WASHINGTON (Reuters) - President Barack Obama and Republican leaders appeared ready to end a political crisis that has shuttered much of the U.S. government and pushed the country dangerously close to default after meeting at the White House on Thursday.
No deal emerged from the 90-minute meeting, but talks continued into the night in an effort to re-open the government and extend the government's borrowing authority beyond an October 17 deadline. One senior Republican said an agreement could come on Friday, though hurdles remain.
The plummeting standing of congressional Republicans in public opinion polls helped spur a move toward ending the standoff, Oklahoma Republican Representative James Lankford said on CNN Thursday night. The latest, an NBC-Wall Street Journal survey published on Thursday, showed the public blaming Republicans by a 22-point margin - 53 to 31 percent.
The President's meeting with Republican leaders was the first sign of a thaw in a 10-day standoff that has weighed on financial markets and knocked hundreds of thousands of federal employees out of work.

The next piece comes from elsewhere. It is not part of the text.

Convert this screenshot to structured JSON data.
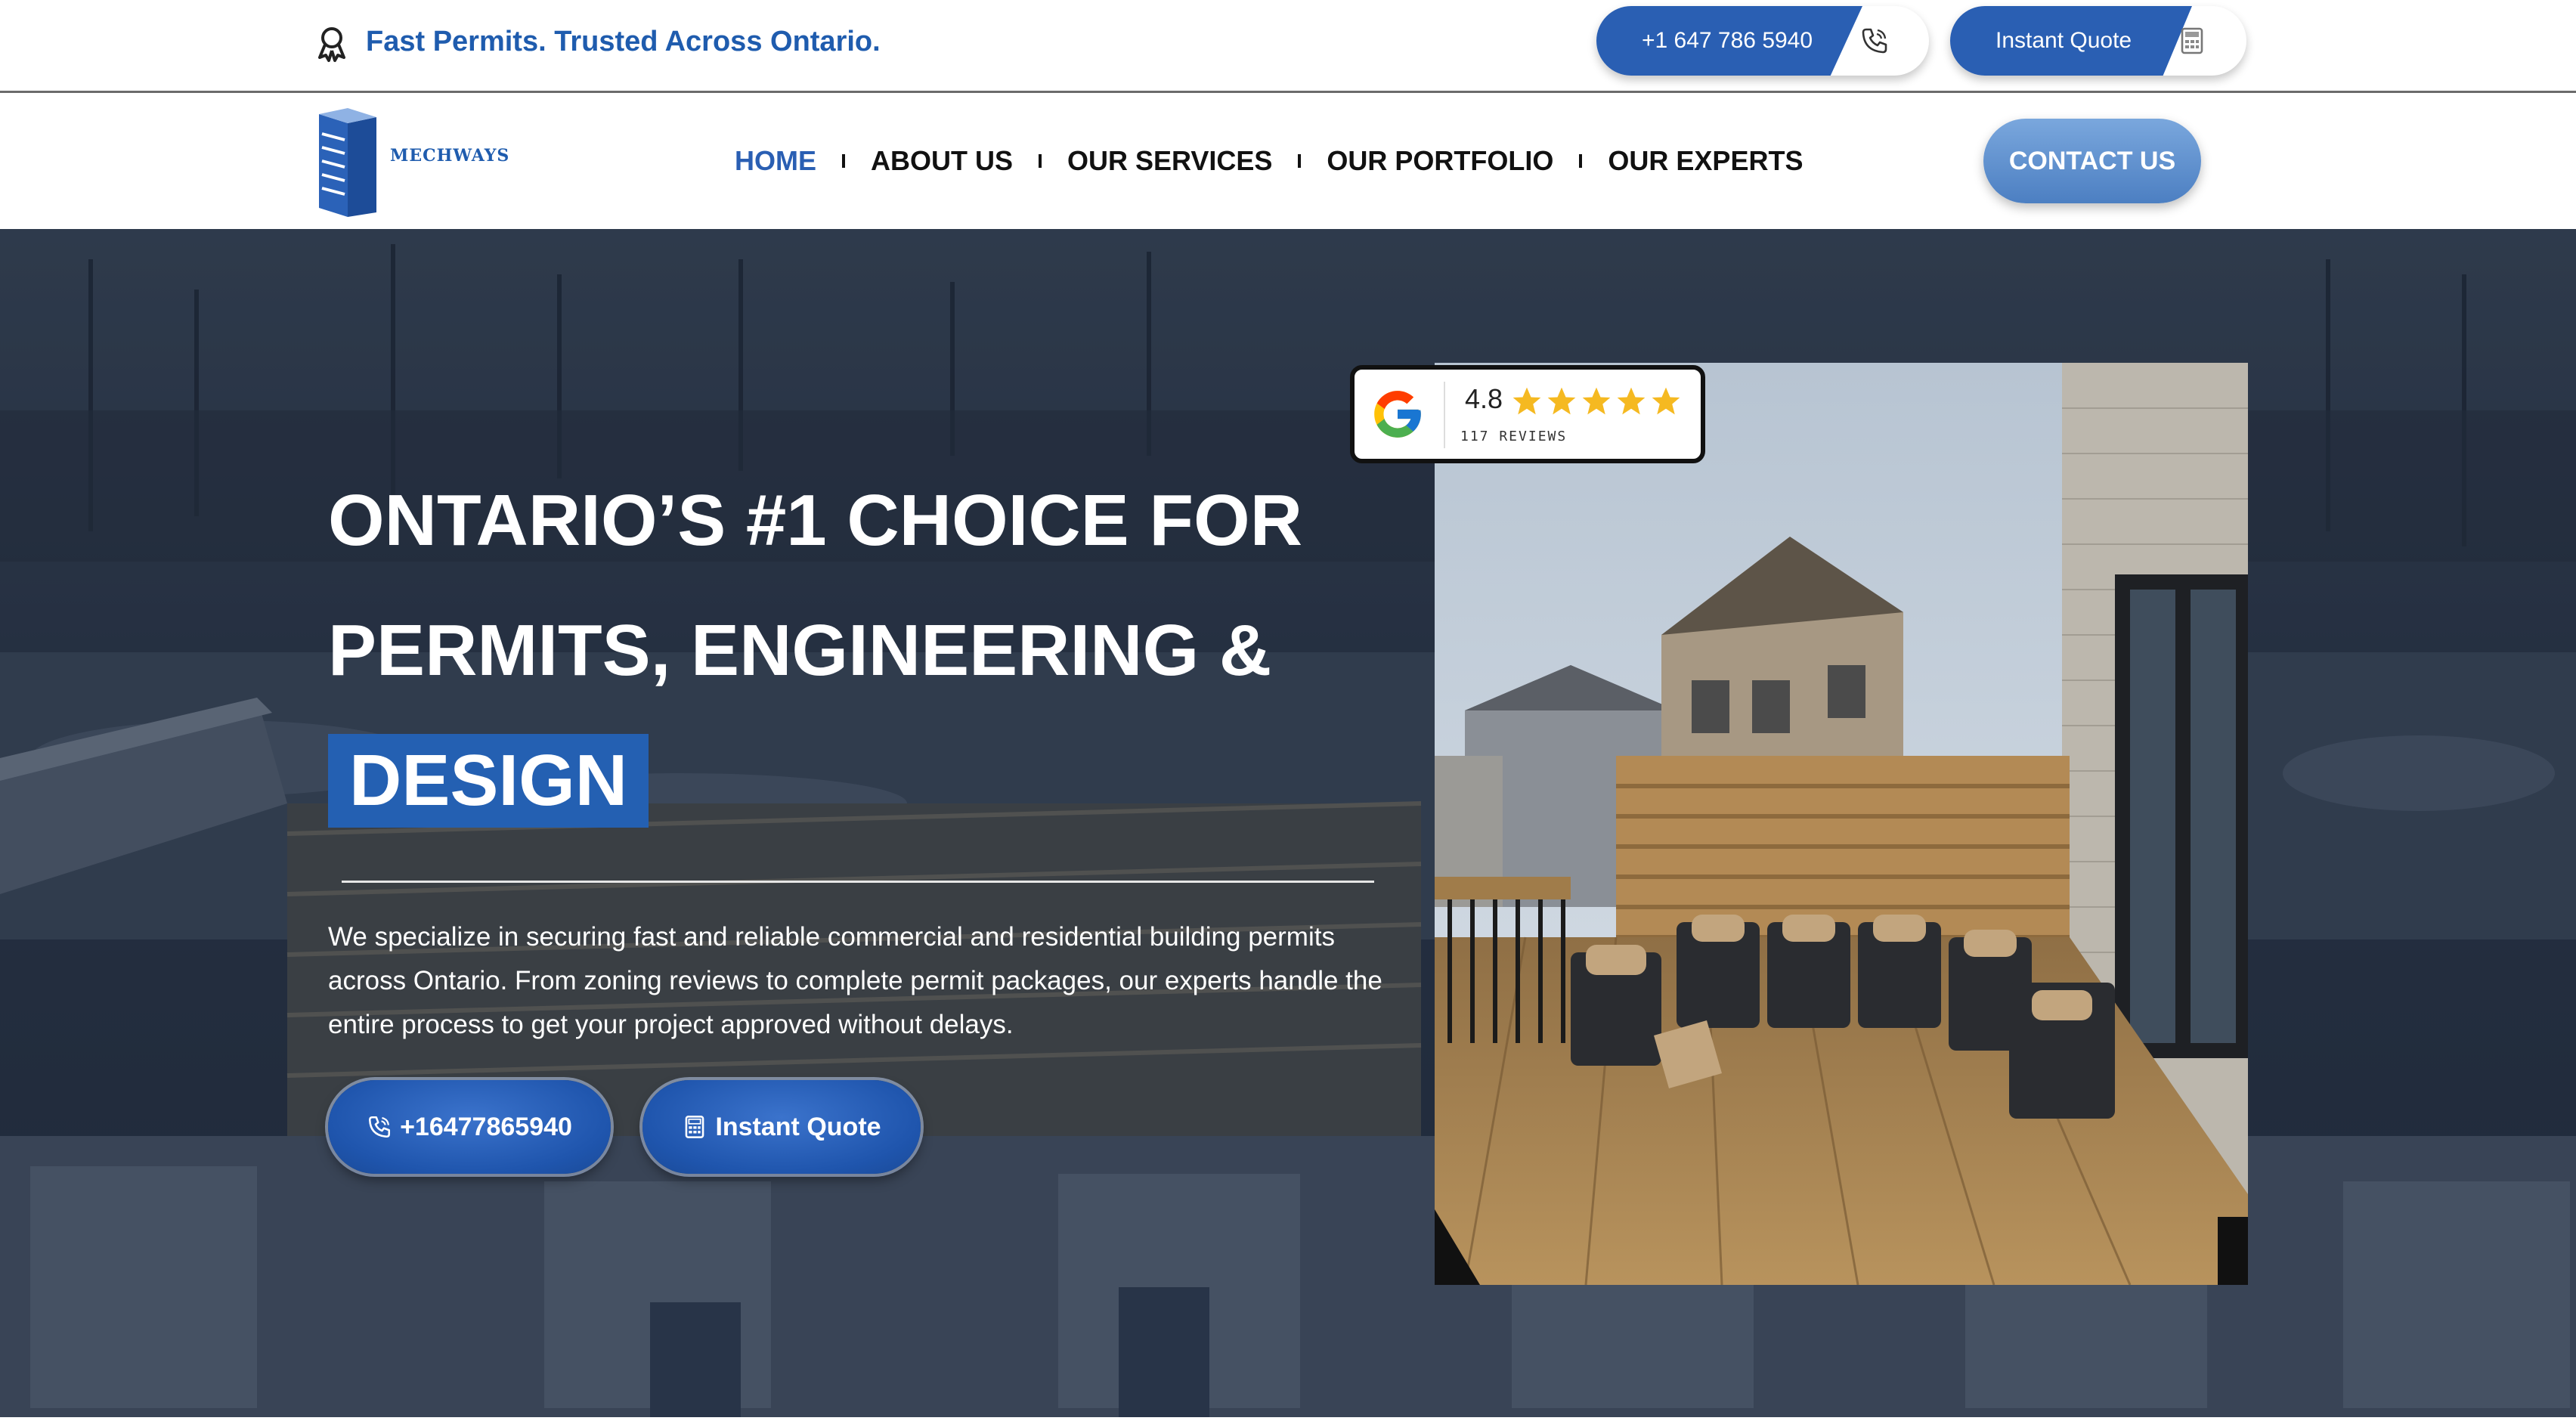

"It was a very adult conversation," said Republican Representative Hal Rogers, who attended the meeting. "Both sides said they were there in good faith."

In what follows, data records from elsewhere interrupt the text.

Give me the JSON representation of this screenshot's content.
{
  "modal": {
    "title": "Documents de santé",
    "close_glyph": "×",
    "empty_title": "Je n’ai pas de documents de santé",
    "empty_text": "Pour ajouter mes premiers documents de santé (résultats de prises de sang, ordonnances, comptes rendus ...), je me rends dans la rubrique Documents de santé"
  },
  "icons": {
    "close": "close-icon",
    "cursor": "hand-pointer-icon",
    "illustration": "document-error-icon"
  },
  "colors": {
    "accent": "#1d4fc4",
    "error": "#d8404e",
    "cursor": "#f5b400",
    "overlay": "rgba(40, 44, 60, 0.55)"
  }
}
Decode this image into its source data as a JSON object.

Republicans in the meeting offered to extend the government's borrowing authority for several weeks, temporarily putting off a default that otherwise could come as soon as next week. Obama pushed to also reopen government operations that have been closed since October 1.

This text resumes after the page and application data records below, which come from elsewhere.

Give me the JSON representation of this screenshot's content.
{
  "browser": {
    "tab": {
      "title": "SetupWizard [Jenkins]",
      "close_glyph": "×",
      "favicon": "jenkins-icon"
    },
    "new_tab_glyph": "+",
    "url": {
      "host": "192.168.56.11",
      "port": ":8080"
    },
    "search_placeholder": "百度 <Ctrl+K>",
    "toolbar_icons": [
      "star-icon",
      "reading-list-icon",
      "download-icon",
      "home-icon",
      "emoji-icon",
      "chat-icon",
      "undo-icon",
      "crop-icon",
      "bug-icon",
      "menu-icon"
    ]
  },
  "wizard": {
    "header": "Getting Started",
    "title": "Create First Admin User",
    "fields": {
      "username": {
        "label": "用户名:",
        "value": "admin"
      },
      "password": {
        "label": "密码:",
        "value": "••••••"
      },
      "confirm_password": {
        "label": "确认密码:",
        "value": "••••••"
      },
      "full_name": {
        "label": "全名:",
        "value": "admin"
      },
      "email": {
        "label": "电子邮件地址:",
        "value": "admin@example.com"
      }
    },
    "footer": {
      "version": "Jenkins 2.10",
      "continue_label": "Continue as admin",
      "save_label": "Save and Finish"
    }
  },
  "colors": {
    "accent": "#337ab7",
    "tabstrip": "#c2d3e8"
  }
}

Significantly, Republicans seemed to be steering clear of the restrictions on Obama's healthcare reforms and spending that prompted the crisis in the first place. Instead, negotiations centred on how far to extend the debt limit and how much funding they would provide the government when it opens, according to Republicans.
The two sides are working on "defining parameters to see if we can make progress," said Republican Representative Pete Sessions, a member of the leadership.
"The President looks forward to making continued progress with members on both sides of the aisle," the White House said in a statement.
The proposal is a significant shift for Republicans, who had hoped to use the threat of a shutdown and a default to undermine Obama's healthcare law.
But they have been hammered in opinion polls and pressured by allies in the business community who worry the brinkmanship is killing jobs and slowing the economy. Republicans worry that the standoff could imperil lawmakers in competitive districts, giving Democrats an increased chance of winning control of the House next year.
Now Republicans hope a short-term debt-limit extension, perhaps until the middle or end of November, will buy time to seek spending cuts, a repeal of a medical-device tax, or other measures they say are needed to keep the national debt at a manageable level.
Conflicting reports of the outcome of the meeting sent immediate ripples through financial markets. U.S. equity index futures tracking the S&P 500 index dropped after a report that Obama had rejected the Republican offer, but rose when details of the meeting trickled out. Major U.S. equity indexes closed 2 percent higher earlier on Thursday on hopes of a deal.